**What you need to do:**
With the images omitted, return all of the entries exactly as they stand.

**Extracted records:**

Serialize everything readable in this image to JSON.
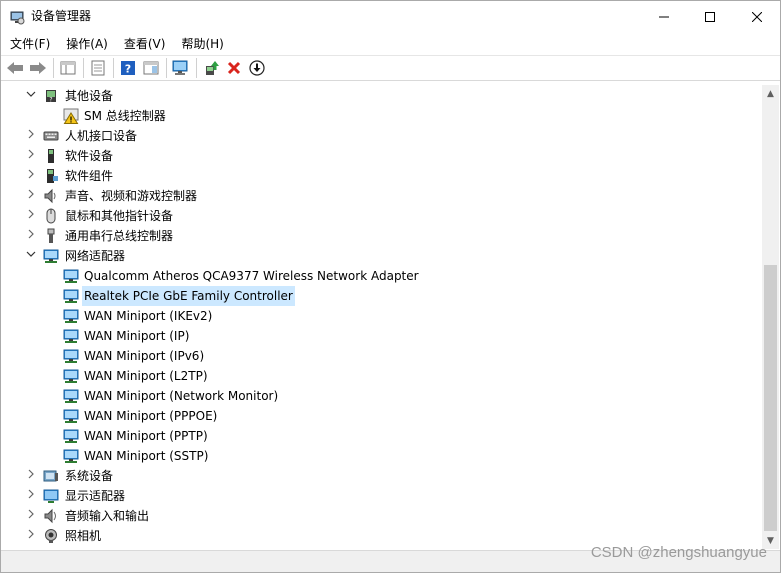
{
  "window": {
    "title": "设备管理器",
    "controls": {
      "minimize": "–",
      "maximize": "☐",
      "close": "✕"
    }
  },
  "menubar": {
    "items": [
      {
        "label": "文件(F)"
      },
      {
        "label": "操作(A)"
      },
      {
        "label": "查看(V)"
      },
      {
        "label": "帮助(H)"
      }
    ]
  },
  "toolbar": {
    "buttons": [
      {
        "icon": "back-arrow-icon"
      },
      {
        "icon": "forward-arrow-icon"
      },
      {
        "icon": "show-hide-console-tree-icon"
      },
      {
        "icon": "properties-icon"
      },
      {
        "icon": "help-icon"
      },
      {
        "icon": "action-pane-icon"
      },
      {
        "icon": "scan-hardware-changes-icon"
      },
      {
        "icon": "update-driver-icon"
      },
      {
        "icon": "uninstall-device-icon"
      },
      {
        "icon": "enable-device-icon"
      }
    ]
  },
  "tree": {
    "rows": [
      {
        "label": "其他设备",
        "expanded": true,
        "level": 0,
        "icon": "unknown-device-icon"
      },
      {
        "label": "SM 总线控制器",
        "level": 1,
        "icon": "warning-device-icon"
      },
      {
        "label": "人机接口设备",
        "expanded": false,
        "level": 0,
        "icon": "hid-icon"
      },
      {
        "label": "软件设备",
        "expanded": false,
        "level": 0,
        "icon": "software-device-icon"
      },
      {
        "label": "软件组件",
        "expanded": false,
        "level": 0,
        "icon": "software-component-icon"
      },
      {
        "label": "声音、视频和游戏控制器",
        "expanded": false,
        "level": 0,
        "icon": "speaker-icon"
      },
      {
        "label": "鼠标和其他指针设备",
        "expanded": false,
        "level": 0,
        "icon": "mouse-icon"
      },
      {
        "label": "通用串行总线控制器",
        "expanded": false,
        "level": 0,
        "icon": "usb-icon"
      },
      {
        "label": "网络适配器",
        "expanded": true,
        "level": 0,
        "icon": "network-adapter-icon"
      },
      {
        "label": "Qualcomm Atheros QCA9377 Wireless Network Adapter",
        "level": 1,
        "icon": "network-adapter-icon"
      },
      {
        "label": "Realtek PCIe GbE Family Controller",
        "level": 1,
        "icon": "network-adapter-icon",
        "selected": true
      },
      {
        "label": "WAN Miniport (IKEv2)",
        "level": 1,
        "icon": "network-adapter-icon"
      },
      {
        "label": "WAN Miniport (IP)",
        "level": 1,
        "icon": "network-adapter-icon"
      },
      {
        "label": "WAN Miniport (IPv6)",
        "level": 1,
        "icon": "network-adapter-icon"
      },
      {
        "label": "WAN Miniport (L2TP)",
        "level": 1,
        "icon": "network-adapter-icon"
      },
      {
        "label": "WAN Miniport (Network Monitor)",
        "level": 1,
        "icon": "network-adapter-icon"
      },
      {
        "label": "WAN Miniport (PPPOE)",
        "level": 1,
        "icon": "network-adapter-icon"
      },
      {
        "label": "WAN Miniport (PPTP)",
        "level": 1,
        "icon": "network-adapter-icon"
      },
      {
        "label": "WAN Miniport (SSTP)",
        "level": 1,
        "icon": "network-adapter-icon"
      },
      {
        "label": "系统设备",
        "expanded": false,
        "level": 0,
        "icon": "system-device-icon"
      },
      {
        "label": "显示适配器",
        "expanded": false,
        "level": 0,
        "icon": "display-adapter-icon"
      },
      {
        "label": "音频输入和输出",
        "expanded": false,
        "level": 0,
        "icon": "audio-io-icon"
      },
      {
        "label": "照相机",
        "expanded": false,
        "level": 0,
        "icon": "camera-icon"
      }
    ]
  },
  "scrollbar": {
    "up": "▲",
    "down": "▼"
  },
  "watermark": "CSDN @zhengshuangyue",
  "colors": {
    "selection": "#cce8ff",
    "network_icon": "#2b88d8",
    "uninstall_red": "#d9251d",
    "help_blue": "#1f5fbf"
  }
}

**Response to the exercise:**
Serialize everything readable in this image to JSON.
{
  "window": {
    "title": "设备管理器",
    "controls": {
      "minimize": "–",
      "maximize": "☐",
      "close": "✕"
    }
  },
  "menubar": {
    "items": [
      {
        "label": "文件(F)"
      },
      {
        "label": "操作(A)"
      },
      {
        "label": "查看(V)"
      },
      {
        "label": "帮助(H)"
      }
    ]
  },
  "toolbar": {
    "buttons": [
      {
        "icon": "back-arrow-icon"
      },
      {
        "icon": "forward-arrow-icon"
      },
      {
        "icon": "show-hide-console-tree-icon"
      },
      {
        "icon": "properties-icon"
      },
      {
        "icon": "help-icon"
      },
      {
        "icon": "action-pane-icon"
      },
      {
        "icon": "scan-hardware-changes-icon"
      },
      {
        "icon": "update-driver-icon"
      },
      {
        "icon": "uninstall-device-icon"
      },
      {
        "icon": "enable-device-icon"
      }
    ]
  },
  "tree": {
    "rows": [
      {
        "label": "其他设备",
        "expanded": true,
        "level": 0,
        "icon": "unknown-device-icon"
      },
      {
        "label": "SM 总线控制器",
        "level": 1,
        "icon": "warning-device-icon"
      },
      {
        "label": "人机接口设备",
        "expanded": false,
        "level": 0,
        "icon": "hid-icon"
      },
      {
        "label": "软件设备",
        "expanded": false,
        "level": 0,
        "icon": "software-device-icon"
      },
      {
        "label": "软件组件",
        "expanded": false,
        "level": 0,
        "icon": "software-component-icon"
      },
      {
        "label": "声音、视频和游戏控制器",
        "expanded": false,
        "level": 0,
        "icon": "speaker-icon"
      },
      {
        "label": "鼠标和其他指针设备",
        "expanded": false,
        "level": 0,
        "icon": "mouse-icon"
      },
      {
        "label": "通用串行总线控制器",
        "expanded": false,
        "level": 0,
        "icon": "usb-icon"
      },
      {
        "label": "网络适配器",
        "expanded": true,
        "level": 0,
        "icon": "network-adapter-icon"
      },
      {
        "label": "Qualcomm Atheros QCA9377 Wireless Network Adapter",
        "level": 1,
        "icon": "network-adapter-icon"
      },
      {
        "label": "Realtek PCIe GbE Family Controller",
        "level": 1,
        "icon": "network-adapter-icon",
        "selected": true
      },
      {
        "label": "WAN Miniport (IKEv2)",
        "level": 1,
        "icon": "network-adapter-icon"
      },
      {
        "label": "WAN Miniport (IP)",
        "level": 1,
        "icon": "network-adapter-icon"
      },
      {
        "label": "WAN Miniport (IPv6)",
        "level": 1,
        "icon": "network-adapter-icon"
      },
      {
        "label": "WAN Miniport (L2TP)",
        "level": 1,
        "icon": "network-adapter-icon"
      },
      {
        "label": "WAN Miniport (Network Monitor)",
        "level": 1,
        "icon": "network-adapter-icon"
      },
      {
        "label": "WAN Miniport (PPPOE)",
        "level": 1,
        "icon": "network-adapter-icon"
      },
      {
        "label": "WAN Miniport (PPTP)",
        "level": 1,
        "icon": "network-adapter-icon"
      },
      {
        "label": "WAN Miniport (SSTP)",
        "level": 1,
        "icon": "network-adapter-icon"
      },
      {
        "label": "系统设备",
        "expanded": false,
        "level": 0,
        "icon": "system-device-icon"
      },
      {
        "label": "显示适配器",
        "expanded": false,
        "level": 0,
        "icon": "display-adapter-icon"
      },
      {
        "label": "音频输入和输出",
        "expanded": false,
        "level": 0,
        "icon": "audio-io-icon"
      },
      {
        "label": "照相机",
        "expanded": false,
        "level": 0,
        "icon": "camera-icon"
      }
    ]
  },
  "scrollbar": {
    "up": "▲",
    "down": "▼"
  },
  "watermark": "CSDN @zhengshuangyue",
  "colors": {
    "selection": "#cce8ff",
    "network_icon": "#2b88d8",
    "uninstall_red": "#d9251d",
    "help_blue": "#1f5fbf"
  }
}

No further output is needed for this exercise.